▶ What the task requires
Write out every record below exactly, so that nothing differs from what is shown.
**** Source material
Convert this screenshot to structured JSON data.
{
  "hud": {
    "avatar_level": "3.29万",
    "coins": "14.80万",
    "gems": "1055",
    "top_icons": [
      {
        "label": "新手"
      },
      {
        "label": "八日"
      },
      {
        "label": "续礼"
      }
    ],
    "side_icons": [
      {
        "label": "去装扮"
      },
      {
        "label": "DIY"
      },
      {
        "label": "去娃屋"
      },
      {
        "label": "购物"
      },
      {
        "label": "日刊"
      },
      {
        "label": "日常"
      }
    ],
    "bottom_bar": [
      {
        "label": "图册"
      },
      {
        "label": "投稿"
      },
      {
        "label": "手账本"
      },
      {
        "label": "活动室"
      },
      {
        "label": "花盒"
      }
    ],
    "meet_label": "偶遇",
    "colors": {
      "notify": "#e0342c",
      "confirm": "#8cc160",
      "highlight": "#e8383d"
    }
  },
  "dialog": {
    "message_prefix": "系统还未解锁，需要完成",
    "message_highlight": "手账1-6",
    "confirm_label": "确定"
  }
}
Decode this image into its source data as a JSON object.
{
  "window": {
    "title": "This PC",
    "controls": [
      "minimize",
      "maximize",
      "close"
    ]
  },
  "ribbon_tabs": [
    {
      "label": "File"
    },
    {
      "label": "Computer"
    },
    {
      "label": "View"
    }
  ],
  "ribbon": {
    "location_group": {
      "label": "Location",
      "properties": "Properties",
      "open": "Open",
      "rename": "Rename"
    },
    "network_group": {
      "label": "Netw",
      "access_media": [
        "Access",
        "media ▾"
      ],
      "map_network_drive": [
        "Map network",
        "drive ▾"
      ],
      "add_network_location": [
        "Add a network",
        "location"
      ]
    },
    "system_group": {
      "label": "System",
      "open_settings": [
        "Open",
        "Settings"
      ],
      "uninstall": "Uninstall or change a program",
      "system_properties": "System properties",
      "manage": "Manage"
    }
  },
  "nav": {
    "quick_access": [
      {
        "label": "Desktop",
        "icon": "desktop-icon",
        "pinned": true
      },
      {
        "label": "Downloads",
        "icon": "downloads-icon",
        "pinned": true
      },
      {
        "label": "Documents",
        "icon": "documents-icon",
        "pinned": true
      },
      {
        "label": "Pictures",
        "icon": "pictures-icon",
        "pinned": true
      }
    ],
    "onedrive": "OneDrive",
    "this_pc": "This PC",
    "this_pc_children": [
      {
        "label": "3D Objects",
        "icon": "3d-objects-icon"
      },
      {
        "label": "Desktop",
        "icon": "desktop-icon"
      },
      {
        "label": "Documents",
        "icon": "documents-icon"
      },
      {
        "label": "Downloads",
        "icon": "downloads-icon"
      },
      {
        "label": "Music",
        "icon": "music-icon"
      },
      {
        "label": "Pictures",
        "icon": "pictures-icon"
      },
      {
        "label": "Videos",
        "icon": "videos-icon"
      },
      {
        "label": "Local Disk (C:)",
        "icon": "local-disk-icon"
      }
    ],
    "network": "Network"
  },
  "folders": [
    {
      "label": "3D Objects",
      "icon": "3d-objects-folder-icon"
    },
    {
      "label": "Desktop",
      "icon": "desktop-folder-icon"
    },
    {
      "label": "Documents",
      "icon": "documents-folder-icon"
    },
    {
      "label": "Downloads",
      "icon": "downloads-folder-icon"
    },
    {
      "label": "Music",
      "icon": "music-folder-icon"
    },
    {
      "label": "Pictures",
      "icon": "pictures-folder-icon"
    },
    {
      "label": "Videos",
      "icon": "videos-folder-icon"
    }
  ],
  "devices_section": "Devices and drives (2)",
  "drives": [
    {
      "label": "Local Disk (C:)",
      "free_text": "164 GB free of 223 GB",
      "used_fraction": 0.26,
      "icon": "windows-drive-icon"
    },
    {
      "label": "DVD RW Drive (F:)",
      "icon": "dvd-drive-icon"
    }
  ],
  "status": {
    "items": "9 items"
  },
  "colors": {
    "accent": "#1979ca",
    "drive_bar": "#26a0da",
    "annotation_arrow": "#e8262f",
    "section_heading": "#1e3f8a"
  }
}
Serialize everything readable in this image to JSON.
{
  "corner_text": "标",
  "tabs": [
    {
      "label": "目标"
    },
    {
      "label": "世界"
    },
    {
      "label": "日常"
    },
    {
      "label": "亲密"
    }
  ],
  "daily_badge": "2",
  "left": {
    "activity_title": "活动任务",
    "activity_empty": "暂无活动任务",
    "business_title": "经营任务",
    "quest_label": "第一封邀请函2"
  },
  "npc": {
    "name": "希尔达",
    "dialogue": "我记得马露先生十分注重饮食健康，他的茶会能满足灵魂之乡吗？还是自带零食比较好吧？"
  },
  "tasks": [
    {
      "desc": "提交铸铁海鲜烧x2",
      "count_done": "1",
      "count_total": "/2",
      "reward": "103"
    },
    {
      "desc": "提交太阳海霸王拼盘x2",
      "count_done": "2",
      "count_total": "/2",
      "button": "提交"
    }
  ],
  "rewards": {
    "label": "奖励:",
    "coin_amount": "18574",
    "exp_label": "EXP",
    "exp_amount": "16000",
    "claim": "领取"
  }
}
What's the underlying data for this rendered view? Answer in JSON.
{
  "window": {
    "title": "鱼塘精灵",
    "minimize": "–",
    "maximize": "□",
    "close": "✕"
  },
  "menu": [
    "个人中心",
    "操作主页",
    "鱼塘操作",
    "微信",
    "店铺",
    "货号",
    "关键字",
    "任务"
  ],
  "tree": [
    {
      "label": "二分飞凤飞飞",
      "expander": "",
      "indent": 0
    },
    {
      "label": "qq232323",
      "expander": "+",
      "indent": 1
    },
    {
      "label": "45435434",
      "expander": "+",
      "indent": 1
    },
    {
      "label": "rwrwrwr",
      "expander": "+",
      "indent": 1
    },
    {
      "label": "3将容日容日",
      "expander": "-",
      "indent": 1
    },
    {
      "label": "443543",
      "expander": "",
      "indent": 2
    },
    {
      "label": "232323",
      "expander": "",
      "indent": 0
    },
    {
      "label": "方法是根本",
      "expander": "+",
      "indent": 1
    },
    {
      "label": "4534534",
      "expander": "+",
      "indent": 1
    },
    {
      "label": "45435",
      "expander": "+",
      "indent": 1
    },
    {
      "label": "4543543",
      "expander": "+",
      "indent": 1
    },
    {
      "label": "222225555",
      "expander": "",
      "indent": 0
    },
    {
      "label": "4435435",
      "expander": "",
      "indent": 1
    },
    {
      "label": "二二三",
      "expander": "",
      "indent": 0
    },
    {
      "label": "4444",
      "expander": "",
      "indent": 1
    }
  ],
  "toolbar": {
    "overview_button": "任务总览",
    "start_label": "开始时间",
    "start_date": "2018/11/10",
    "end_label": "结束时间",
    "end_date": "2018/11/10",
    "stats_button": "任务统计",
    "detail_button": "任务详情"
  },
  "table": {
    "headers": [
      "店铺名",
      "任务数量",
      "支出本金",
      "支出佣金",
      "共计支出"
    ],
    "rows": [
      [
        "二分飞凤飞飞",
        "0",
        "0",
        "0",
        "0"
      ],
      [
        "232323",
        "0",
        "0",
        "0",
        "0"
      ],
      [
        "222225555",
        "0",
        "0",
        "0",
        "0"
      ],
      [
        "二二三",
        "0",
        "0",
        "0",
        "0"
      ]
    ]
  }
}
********
▶ Problem solution
Convert this screenshot to structured JSON data.
{
  "hud": {
    "avatar_level": "3.29万",
    "coins": "14.80万",
    "gems": "1055",
    "top_icons": [
      {
        "label": "新手"
      },
      {
        "label": "八日"
      },
      {
        "label": "续礼"
      }
    ],
    "side_icons": [
      {
        "label": "去装扮"
      },
      {
        "label": "DIY"
      },
      {
        "label": "去娃屋"
      },
      {
        "label": "购物"
      },
      {
        "label": "日刊"
      },
      {
        "label": "日常"
      }
    ],
    "bottom_bar": [
      {
        "label": "图册"
      },
      {
        "label": "投稿"
      },
      {
        "label": "手账本"
      },
      {
        "label": "活动室"
      },
      {
        "label": "花盒"
      }
    ],
    "meet_label": "偶遇",
    "colors": {
      "notify": "#e0342c",
      "confirm": "#8cc160",
      "highlight": "#e8383d"
    }
  },
  "dialog": {
    "message_prefix": "系统还未解锁，需要完成",
    "message_highlight": "手账1-6",
    "confirm_label": "确定"
  }
}
Decode this image into its source data as a JSON object.
{
  "window": {
    "title": "This PC",
    "controls": [
      "minimize",
      "maximize",
      "close"
    ]
  },
  "ribbon_tabs": [
    {
      "label": "File"
    },
    {
      "label": "Computer"
    },
    {
      "label": "View"
    }
  ],
  "ribbon": {
    "location_group": {
      "label": "Location",
      "properties": "Properties",
      "open": "Open",
      "rename": "Rename"
    },
    "network_group": {
      "label": "Netw",
      "access_media": [
        "Access",
        "media ▾"
      ],
      "map_network_drive": [
        "Map network",
        "drive ▾"
      ],
      "add_network_location": [
        "Add a network",
        "location"
      ]
    },
    "system_group": {
      "label": "System",
      "open_settings": [
        "Open",
        "Settings"
      ],
      "uninstall": "Uninstall or change a program",
      "system_properties": "System properties",
      "manage": "Manage"
    }
  },
  "nav": {
    "quick_access": [
      {
        "label": "Desktop",
        "icon": "desktop-icon",
        "pinned": true
      },
      {
        "label": "Downloads",
        "icon": "downloads-icon",
        "pinned": true
      },
      {
        "label": "Documents",
        "icon": "documents-icon",
        "pinned": true
      },
      {
        "label": "Pictures",
        "icon": "pictures-icon",
        "pinned": true
      }
    ],
    "onedrive": "OneDrive",
    "this_pc": "This PC",
    "this_pc_children": [
      {
        "label": "3D Objects",
        "icon": "3d-objects-icon"
      },
      {
        "label": "Desktop",
        "icon": "desktop-icon"
      },
      {
        "label": "Documents",
        "icon": "documents-icon"
      },
      {
        "label": "Downloads",
        "icon": "downloads-icon"
      },
      {
        "label": "Music",
        "icon": "music-icon"
      },
      {
        "label": "Pictures",
        "icon": "pictures-icon"
      },
      {
        "label": "Videos",
        "icon": "videos-icon"
      },
      {
        "label": "Local Disk (C:)",
        "icon": "local-disk-icon"
      }
    ],
    "network": "Network"
  },
  "folders": [
    {
      "label": "3D Objects",
      "icon": "3d-objects-folder-icon"
    },
    {
      "label": "Desktop",
      "icon": "desktop-folder-icon"
    },
    {
      "label": "Documents",
      "icon": "documents-folder-icon"
    },
    {
      "label": "Downloads",
      "icon": "downloads-folder-icon"
    },
    {
      "label": "Music",
      "icon": "music-folder-icon"
    },
    {
      "label": "Pictures",
      "icon": "pictures-folder-icon"
    },
    {
      "label": "Videos",
      "icon": "videos-folder-icon"
    }
  ],
  "devices_section": "Devices and drives (2)",
  "drives": [
    {
      "label": "Local Disk (C:)",
      "free_text": "164 GB free of 223 GB",
      "used_fraction": 0.26,
      "icon": "windows-drive-icon"
    },
    {
      "label": "DVD RW Drive (F:)",
      "icon": "dvd-drive-icon"
    }
  ],
  "status": {
    "items": "9 items"
  },
  "colors": {
    "accent": "#1979ca",
    "drive_bar": "#26a0da",
    "annotation_arrow": "#e8262f",
    "section_heading": "#1e3f8a"
  }
}
Serialize everything readable in this image to JSON.
{
  "corner_text": "标",
  "tabs": [
    {
      "label": "目标"
    },
    {
      "label": "世界"
    },
    {
      "label": "日常"
    },
    {
      "label": "亲密"
    }
  ],
  "daily_badge": "2",
  "left": {
    "activity_title": "活动任务",
    "activity_empty": "暂无活动任务",
    "business_title": "经营任务",
    "quest_label": "第一封邀请函2"
  },
  "npc": {
    "name": "希尔达",
    "dialogue": "我记得马露先生十分注重饮食健康，他的茶会能满足灵魂之乡吗？还是自带零食比较好吧？"
  },
  "tasks": [
    {
      "desc": "提交铸铁海鲜烧x2",
      "count_done": "1",
      "count_total": "/2",
      "reward": "103"
    },
    {
      "desc": "提交太阳海霸王拼盘x2",
      "count_done": "2",
      "count_total": "/2",
      "button": "提交"
    }
  ],
  "rewards": {
    "label": "奖励:",
    "coin_amount": "18574",
    "exp_label": "EXP",
    "exp_amount": "16000",
    "claim": "领取"
  }
}
What's the underlying data for this rendered view? Answer in JSON.
{
  "window": {
    "title": "鱼塘精灵",
    "minimize": "–",
    "maximize": "□",
    "close": "✕"
  },
  "menu": [
    "个人中心",
    "操作主页",
    "鱼塘操作",
    "微信",
    "店铺",
    "货号",
    "关键字",
    "任务"
  ],
  "tree": [
    {
      "label": "二分飞凤飞飞",
      "expander": "",
      "indent": 0
    },
    {
      "label": "qq232323",
      "expander": "+",
      "indent": 1
    },
    {
      "label": "45435434",
      "expander": "+",
      "indent": 1
    },
    {
      "label": "rwrwrwr",
      "expander": "+",
      "indent": 1
    },
    {
      "label": "3将容日容日",
      "expander": "-",
      "indent": 1
    },
    {
      "label": "443543",
      "expander": "",
      "indent": 2
    },
    {
      "label": "232323",
      "expander": "",
      "indent": 0
    },
    {
      "label": "方法是根本",
      "expander": "+",
      "indent": 1
    },
    {
      "label": "4534534",
      "expander": "+",
      "indent": 1
    },
    {
      "label": "45435",
      "expander": "+",
      "indent": 1
    },
    {
      "label": "4543543",
      "expander": "+",
      "indent": 1
    },
    {
      "label": "222225555",
      "expander": "",
      "indent": 0
    },
    {
      "label": "4435435",
      "expander": "",
      "indent": 1
    },
    {
      "label": "二二三",
      "expander": "",
      "indent": 0
    },
    {
      "label": "4444",
      "expander": "",
      "indent": 1
    }
  ],
  "toolbar": {
    "overview_button": "任务总览",
    "start_label": "开始时间",
    "start_date": "2018/11/10",
    "end_label": "结束时间",
    "end_date": "2018/11/10",
    "stats_button": "任务统计",
    "detail_button": "任务详情"
  },
  "table": {
    "headers": [
      "店铺名",
      "任务数量",
      "支出本金",
      "支出佣金",
      "共计支出"
    ],
    "rows": [
      [
        "二分飞凤飞飞",
        "0",
        "0",
        "0",
        "0"
      ],
      [
        "232323",
        "0",
        "0",
        "0",
        "0"
      ],
      [
        "222225555",
        "0",
        "0",
        "0",
        "0"
      ],
      [
        "二二三",
        "0",
        "0",
        "0",
        "0"
      ]
    ]
  }
}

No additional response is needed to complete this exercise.